**Available data:**
□ □ □ □ □ □ □

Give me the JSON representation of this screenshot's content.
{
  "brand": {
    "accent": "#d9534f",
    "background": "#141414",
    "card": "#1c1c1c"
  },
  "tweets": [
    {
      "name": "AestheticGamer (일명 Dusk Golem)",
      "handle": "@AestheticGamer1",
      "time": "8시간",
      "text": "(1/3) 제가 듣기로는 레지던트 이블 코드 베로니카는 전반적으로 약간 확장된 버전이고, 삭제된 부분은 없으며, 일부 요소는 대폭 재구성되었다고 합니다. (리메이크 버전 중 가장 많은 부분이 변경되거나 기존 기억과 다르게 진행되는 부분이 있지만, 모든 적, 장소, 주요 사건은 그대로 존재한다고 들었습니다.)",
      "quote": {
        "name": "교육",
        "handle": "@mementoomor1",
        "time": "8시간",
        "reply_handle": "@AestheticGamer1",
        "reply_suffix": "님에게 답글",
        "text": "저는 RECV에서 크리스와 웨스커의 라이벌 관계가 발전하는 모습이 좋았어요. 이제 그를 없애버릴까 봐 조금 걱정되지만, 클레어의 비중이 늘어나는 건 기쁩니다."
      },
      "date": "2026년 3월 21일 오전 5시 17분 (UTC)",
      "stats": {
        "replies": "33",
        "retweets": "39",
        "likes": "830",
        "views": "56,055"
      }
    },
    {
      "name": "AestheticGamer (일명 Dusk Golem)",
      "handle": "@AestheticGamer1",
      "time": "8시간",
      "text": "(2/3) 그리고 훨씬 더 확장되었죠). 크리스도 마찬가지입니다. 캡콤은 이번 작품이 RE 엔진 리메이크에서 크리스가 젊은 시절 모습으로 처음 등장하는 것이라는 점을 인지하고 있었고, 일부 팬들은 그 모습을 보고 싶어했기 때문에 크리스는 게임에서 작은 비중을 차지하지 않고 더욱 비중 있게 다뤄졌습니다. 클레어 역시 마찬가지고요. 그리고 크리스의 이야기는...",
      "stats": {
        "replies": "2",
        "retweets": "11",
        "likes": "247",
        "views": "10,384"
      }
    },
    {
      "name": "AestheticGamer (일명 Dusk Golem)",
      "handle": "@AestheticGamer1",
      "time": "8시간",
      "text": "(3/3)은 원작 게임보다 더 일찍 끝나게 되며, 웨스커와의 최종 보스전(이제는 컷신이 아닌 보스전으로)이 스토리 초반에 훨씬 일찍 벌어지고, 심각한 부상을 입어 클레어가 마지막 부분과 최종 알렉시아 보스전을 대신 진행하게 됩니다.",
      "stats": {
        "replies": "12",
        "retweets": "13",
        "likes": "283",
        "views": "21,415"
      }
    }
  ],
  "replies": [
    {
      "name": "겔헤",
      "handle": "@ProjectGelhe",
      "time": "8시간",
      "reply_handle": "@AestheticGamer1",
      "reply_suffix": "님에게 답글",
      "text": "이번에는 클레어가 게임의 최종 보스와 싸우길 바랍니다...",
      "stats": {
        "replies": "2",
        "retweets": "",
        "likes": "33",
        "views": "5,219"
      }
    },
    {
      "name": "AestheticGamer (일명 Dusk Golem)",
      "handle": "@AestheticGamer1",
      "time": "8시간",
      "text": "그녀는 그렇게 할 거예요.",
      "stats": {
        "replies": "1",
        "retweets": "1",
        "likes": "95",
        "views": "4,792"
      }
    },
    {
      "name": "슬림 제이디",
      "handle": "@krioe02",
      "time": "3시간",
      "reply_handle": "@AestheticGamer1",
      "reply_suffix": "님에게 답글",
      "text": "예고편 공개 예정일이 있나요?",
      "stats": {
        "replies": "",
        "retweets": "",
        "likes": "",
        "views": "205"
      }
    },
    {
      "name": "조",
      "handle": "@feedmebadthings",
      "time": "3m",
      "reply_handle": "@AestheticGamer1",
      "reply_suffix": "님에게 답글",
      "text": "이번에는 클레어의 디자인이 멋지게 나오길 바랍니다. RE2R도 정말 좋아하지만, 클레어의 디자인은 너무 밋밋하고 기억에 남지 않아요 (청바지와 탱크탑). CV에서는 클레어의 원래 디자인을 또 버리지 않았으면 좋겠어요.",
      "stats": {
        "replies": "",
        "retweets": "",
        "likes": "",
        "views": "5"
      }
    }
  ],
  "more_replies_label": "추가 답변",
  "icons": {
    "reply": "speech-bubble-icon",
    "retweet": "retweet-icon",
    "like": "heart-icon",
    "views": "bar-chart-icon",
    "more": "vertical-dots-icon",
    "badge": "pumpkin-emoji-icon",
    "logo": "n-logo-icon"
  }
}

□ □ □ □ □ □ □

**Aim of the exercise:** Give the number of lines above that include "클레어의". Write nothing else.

**Written answer:** 2